A close relationship that emphasizes education and coopera- tion between patients and physicians is crucial to the man- agement of GO. Medical therapy for GO has evolved little during the past few decades and generally focuses on con- ventional approaches of nonspecific immuno-suppression. This may be explained partly by a poor understanding of GO at a cellular and molecular level, as well as challenges of disease classification at a clinical level. On both fronts, progress is being made. Newer classes of treatment agents hold promise to more selectively target underlying cellular and molecular alterations in GO. Also, cooperation between multiple medical centers, as evidenced by the European Group on Graves’ Orbitopathy (EUGOGO) and the recent formation of the International ThyroidEyeDisease Study Group (ITEDS), have the potential to better standardize the language and tests used in GO.
Inside, abundance thyroid hormones are additionally focusing on the thoughtful sensory system, always setting us up for a danger that is not by any means there. Resting metabolic rate assembles, causing weight diminishment. Resting heart rate hops unpredictably (arrhythmia) or increments to more than 100 pulsates every moment (tachycardia). Warmth bigotry and overwhelming sweat are additionally manifestations. Diagnosis of Graves' through blood tests relies largely on high- circulating levels of T3 and T4 and low TSH levels, as well as antibodies for TSH receptors. Every so often, an iodine uptake test is utilized for affirmation. In this test, the patient devours a low dosage of radioactive iodine. Since thyroid cells actively take up iodine, the degree and location of overactive cells present in radiography as darkened areas of the thyroid.

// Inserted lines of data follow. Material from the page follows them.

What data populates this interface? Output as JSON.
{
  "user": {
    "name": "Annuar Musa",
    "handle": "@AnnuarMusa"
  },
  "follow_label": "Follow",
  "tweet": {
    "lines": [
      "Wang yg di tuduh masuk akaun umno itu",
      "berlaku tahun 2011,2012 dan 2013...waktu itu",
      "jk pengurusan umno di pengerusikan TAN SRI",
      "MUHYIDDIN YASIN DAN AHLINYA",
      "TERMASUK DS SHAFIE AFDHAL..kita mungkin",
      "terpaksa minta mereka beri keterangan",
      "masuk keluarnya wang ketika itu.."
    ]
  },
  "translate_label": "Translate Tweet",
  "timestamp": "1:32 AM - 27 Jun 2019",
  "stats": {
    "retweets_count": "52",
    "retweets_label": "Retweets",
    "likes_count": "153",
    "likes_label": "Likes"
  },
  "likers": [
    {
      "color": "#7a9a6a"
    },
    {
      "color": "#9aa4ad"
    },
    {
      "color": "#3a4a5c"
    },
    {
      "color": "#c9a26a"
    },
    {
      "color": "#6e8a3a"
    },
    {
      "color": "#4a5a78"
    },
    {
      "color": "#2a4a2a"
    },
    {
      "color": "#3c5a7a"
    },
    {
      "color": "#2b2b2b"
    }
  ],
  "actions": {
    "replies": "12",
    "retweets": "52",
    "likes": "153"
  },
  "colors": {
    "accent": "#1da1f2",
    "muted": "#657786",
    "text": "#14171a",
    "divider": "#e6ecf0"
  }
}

PNN, GRNN, LVQ, and SVM, by considering five categories for thyroiddisease such as being healthy, hyperthyroidism, hypothyroidism, hyperthyroidism under clinical conditions, and hypothyroidism under clinical conditions, and by using hormone tests such as TSH, T4, T3, TBG, FT4, FT3, T3U, by considering clinical conditions of hair loss, weight gain, dry skin, moist and warm skin, tachycardia, and heart beat for designing networks that can have the best performance for categorizing thyroiddisease. The obtained results indicated that these networks can diagnose with a high accuracy, for example for diagnosing hyperthyroid disease, the GRNN network reported 99.5% positive response 10 .